* Directions:
Repeat each line of the material below exactly.

* Information:
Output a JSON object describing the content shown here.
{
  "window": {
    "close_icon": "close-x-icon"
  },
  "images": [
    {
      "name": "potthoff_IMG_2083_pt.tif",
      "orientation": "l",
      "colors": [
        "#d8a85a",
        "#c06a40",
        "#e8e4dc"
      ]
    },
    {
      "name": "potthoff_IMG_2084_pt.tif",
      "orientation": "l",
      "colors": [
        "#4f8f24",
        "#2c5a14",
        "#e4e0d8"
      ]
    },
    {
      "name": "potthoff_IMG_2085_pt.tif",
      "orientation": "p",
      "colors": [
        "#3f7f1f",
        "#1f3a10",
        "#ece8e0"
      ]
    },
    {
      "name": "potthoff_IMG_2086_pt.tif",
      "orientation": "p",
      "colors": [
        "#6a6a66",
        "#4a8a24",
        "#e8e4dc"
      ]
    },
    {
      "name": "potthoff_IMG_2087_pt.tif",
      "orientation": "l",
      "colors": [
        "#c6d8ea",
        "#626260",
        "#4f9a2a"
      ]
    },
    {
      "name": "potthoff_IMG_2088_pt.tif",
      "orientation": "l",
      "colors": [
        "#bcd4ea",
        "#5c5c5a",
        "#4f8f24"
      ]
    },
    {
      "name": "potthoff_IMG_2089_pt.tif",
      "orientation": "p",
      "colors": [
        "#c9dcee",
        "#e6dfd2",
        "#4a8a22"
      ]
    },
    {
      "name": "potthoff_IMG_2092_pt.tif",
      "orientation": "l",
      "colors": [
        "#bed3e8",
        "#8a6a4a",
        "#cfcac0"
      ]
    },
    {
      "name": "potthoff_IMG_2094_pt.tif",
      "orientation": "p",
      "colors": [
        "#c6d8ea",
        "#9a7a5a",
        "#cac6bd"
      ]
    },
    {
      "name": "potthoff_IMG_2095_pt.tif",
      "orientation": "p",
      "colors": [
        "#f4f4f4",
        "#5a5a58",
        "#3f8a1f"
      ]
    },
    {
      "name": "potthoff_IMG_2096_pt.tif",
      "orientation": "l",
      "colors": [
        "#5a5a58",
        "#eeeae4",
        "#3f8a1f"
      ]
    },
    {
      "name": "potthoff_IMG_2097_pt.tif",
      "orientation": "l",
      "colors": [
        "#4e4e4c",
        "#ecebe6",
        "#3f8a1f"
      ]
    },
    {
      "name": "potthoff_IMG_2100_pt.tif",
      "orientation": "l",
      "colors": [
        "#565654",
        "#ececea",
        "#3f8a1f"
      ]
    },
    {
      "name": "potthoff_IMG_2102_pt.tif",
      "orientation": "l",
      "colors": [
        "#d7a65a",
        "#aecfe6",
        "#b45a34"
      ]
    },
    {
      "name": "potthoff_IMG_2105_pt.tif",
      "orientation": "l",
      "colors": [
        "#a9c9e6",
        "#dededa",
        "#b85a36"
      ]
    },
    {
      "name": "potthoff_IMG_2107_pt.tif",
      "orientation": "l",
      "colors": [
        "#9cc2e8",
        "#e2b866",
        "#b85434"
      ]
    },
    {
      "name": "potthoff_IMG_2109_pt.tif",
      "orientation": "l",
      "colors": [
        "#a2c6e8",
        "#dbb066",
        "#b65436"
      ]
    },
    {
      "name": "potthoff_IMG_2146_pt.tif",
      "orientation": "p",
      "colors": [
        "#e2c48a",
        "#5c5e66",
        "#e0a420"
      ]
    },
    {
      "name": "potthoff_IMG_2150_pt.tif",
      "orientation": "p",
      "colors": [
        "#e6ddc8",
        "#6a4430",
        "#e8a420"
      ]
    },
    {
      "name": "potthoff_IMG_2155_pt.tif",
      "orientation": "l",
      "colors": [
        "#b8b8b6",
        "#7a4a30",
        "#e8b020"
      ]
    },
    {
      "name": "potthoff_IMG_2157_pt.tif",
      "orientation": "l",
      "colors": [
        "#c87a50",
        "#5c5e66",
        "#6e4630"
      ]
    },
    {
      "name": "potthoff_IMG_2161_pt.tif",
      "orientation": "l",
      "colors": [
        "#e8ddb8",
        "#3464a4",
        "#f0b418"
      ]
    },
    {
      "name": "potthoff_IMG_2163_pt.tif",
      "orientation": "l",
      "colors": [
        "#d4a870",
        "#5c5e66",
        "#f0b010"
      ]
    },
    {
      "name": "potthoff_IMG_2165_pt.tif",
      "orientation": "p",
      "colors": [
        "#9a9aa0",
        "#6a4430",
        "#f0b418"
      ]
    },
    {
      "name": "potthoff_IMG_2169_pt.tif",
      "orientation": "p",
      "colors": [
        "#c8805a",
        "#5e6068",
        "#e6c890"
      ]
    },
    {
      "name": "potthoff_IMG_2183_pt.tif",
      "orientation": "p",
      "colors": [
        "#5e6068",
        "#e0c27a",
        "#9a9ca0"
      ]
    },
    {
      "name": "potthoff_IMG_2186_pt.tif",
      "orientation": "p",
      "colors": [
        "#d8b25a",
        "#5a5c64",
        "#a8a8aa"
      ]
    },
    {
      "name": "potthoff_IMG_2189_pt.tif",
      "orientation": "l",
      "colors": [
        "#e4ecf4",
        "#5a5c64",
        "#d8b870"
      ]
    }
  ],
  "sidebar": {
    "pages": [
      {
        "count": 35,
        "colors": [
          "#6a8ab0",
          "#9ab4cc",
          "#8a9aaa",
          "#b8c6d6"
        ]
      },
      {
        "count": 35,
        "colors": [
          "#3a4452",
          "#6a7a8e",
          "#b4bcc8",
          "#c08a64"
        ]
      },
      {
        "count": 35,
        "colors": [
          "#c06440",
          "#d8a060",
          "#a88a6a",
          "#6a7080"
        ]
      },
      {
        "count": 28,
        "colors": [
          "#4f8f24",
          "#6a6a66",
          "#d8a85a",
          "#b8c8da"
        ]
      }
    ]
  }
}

* Answer below:
Output a JSON object describing the content shown here.
{
  "window": {
    "close_icon": "close-x-icon"
  },
  "images": [
    {
      "name": "potthoff_IMG_2083_pt.tif",
      "orientation": "l",
      "colors": [
        "#d8a85a",
        "#c06a40",
        "#e8e4dc"
      ]
    },
    {
      "name": "potthoff_IMG_2084_pt.tif",
      "orientation": "l",
      "colors": [
        "#4f8f24",
        "#2c5a14",
        "#e4e0d8"
      ]
    },
    {
      "name": "potthoff_IMG_2085_pt.tif",
      "orientation": "p",
      "colors": [
        "#3f7f1f",
        "#1f3a10",
        "#ece8e0"
      ]
    },
    {
      "name": "potthoff_IMG_2086_pt.tif",
      "orientation": "p",
      "colors": [
        "#6a6a66",
        "#4a8a24",
        "#e8e4dc"
      ]
    },
    {
      "name": "potthoff_IMG_2087_pt.tif",
      "orientation": "l",
      "colors": [
        "#c6d8ea",
        "#626260",
        "#4f9a2a"
      ]
    },
    {
      "name": "potthoff_IMG_2088_pt.tif",
      "orientation": "l",
      "colors": [
        "#bcd4ea",
        "#5c5c5a",
        "#4f8f24"
      ]
    },
    {
      "name": "potthoff_IMG_2089_pt.tif",
      "orientation": "p",
      "colors": [
        "#c9dcee",
        "#e6dfd2",
        "#4a8a22"
      ]
    },
    {
      "name": "potthoff_IMG_2092_pt.tif",
      "orientation": "l",
      "colors": [
        "#bed3e8",
        "#8a6a4a",
        "#cfcac0"
      ]
    },
    {
      "name": "potthoff_IMG_2094_pt.tif",
      "orientation": "p",
      "colors": [
        "#c6d8ea",
        "#9a7a5a",
        "#cac6bd"
      ]
    },
    {
      "name": "potthoff_IMG_2095_pt.tif",
      "orientation": "p",
      "colors": [
        "#f4f4f4",
        "#5a5a58",
        "#3f8a1f"
      ]
    },
    {
      "name": "potthoff_IMG_2096_pt.tif",
      "orientation": "l",
      "colors": [
        "#5a5a58",
        "#eeeae4",
        "#3f8a1f"
      ]
    },
    {
      "name": "potthoff_IMG_2097_pt.tif",
      "orientation": "l",
      "colors": [
        "#4e4e4c",
        "#ecebe6",
        "#3f8a1f"
      ]
    },
    {
      "name": "potthoff_IMG_2100_pt.tif",
      "orientation": "l",
      "colors": [
        "#565654",
        "#ececea",
        "#3f8a1f"
      ]
    },
    {
      "name": "potthoff_IMG_2102_pt.tif",
      "orientation": "l",
      "colors": [
        "#d7a65a",
        "#aecfe6",
        "#b45a34"
      ]
    },
    {
      "name": "potthoff_IMG_2105_pt.tif",
      "orientation": "l",
      "colors": [
        "#a9c9e6",
        "#dededa",
        "#b85a36"
      ]
    },
    {
      "name": "potthoff_IMG_2107_pt.tif",
      "orientation": "l",
      "colors": [
        "#9cc2e8",
        "#e2b866",
        "#b85434"
      ]
    },
    {
      "name": "potthoff_IMG_2109_pt.tif",
      "orientation": "l",
      "colors": [
        "#a2c6e8",
        "#dbb066",
        "#b65436"
      ]
    },
    {
      "name": "potthoff_IMG_2146_pt.tif",
      "orientation": "p",
      "colors": [
        "#e2c48a",
        "#5c5e66",
        "#e0a420"
      ]
    },
    {
      "name": "potthoff_IMG_2150_pt.tif",
      "orientation": "p",
      "colors": [
        "#e6ddc8",
        "#6a4430",
        "#e8a420"
      ]
    },
    {
      "name": "potthoff_IMG_2155_pt.tif",
      "orientation": "l",
      "colors": [
        "#b8b8b6",
        "#7a4a30",
        "#e8b020"
      ]
    },
    {
      "name": "potthoff_IMG_2157_pt.tif",
      "orientation": "l",
      "colors": [
        "#c87a50",
        "#5c5e66",
        "#6e4630"
      ]
    },
    {
      "name": "potthoff_IMG_2161_pt.tif",
      "orientation": "l",
      "colors": [
        "#e8ddb8",
        "#3464a4",
        "#f0b418"
      ]
    },
    {
      "name": "potthoff_IMG_2163_pt.tif",
      "orientation": "l",
      "colors": [
        "#d4a870",
        "#5c5e66",
        "#f0b010"
      ]
    },
    {
      "name": "potthoff_IMG_2165_pt.tif",
      "orientation": "p",
      "colors": [
        "#9a9aa0",
        "#6a4430",
        "#f0b418"
      ]
    },
    {
      "name": "potthoff_IMG_2169_pt.tif",
      "orientation": "p",
      "colors": [
        "#c8805a",
        "#5e6068",
        "#e6c890"
      ]
    },
    {
      "name": "potthoff_IMG_2183_pt.tif",
      "orientation": "p",
      "colors": [
        "#5e6068",
        "#e0c27a",
        "#9a9ca0"
      ]
    },
    {
      "name": "potthoff_IMG_2186_pt.tif",
      "orientation": "p",
      "colors": [
        "#d8b25a",
        "#5a5c64",
        "#a8a8aa"
      ]
    },
    {
      "name": "potthoff_IMG_2189_pt.tif",
      "orientation": "l",
      "colors": [
        "#e4ecf4",
        "#5a5c64",
        "#d8b870"
      ]
    }
  ],
  "sidebar": {
    "pages": [
      {
        "count": 35,
        "colors": [
          "#6a8ab0",
          "#9ab4cc",
          "#8a9aaa",
          "#b8c6d6"
        ]
      },
      {
        "count": 35,
        "colors": [
          "#3a4452",
          "#6a7a8e",
          "#b4bcc8",
          "#c08a64"
        ]
      },
      {
        "count": 35,
        "colors": [
          "#c06440",
          "#d8a060",
          "#a88a6a",
          "#6a7080"
        ]
      },
      {
        "count": 28,
        "colors": [
          "#4f8f24",
          "#6a6a66",
          "#d8a85a",
          "#b8c8da"
        ]
      }
    ]
  }
}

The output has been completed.